Southern
Help
 

GeoTreesearch


Science.gov - We Participate


USA.gov  Government Made Easy


Global Forest Information Service

US Forest Service
P.O. Box 96090
Washington, D.C.
20090-6090

(202) 205-8333

You are here: Home / Search / Publication Information
Bookmark and Share

Publication Information

(366 KB)

Title: Silvicultural treatments for converting loblolly pine to longleaf pine dominance: Effects on resource availability and their relationships with planted longleaf pine seedlings

Author: Hu, Huifeng; Wang, G.Geoff; Walker, Joan L.; Knapp, Benjamin O.

Date: 2012

Source: Forest Ecology and Management 282:115-123

Publication Series: Journal/Magazine Article (JRNL)

Description: Throughout the southeastern United States, land managers are currently interested in converting loblolly pine (Pinus taeda L.) plantations to species rich longleaf pine (Pinus palustris Mill.) ecosystems. In a 3-year study on moderately well- to well-drained soils of the Lower Coastal Plain in North Carolina, we examined the effects of four canopy and three cultural treatments on plant resources and quantified relationships between plant resources and longleaf pine seedling survival and growth. Canopy treatments consisted of four levels of timber harvest applied to loblolly pine stands: Control (uncut, mean basal areas of 16.2m2/ha), Med BA (single-tree selection to a mean basal area of 6.4m2/ha), Low BA (single-tree selection to a mean basal area of 6.4 m2/ha), and Clearcut (complete canopy removal). Within each canopy treatment, we applied three cultural treatments designed to benefit the early growth of planted seedlings: no treatment (NT), herbicide (H), and herbicide plus fertilization (H+F). Gap light index (GLI) significantly differed among canopy treatments and nonlinearly increased with decreasing basal area. The H treatment resulted in higher temperatures at 10 cm in the soil. Canopy thinning increased foliar calcium (Ca) concentration. The annual root collar diameter (RCD) increment of planted longleaf pine seedlings was positively correlated with soil moisture. Our results confirm that light is an important factor controlling the growth of longleaf pine seedlings.

Keywords: longleaf pine seedlings, canopy treatments, converting loblolly pine

Publication Notes:

  • We recommend that you also print this page and attach it to the printout of the article, to retain the full citation information.
  • This article was written and prepared by U.S. Government employees on official time, and is therefore in the public domain.

XML: View XML

Citation:


Hu, Huifeng; Wang, G.Geoff; Walker, Joan L.; Knapp, Benjamin O. 2012. Silvicultural treatments for converting loblolly pine to longleaf pine dominance: Effects on resource availability and their relationships with planted longleaf pine seedlings. Forest Ecology and Management 282:115-123.

 


 [ Get Acrobat ]  Get the latest version of the Adobe Acrobat reader or Acrobat Reader for Windows with Search and Accessibility
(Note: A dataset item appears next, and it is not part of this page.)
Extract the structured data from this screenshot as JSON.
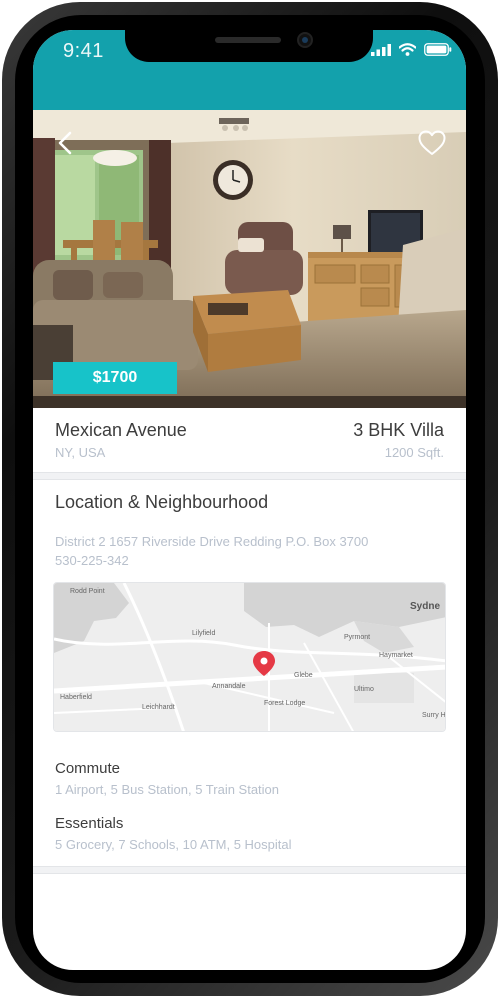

USDA logo which links to the department's national site. Forest Service logo which links to the agency's national site.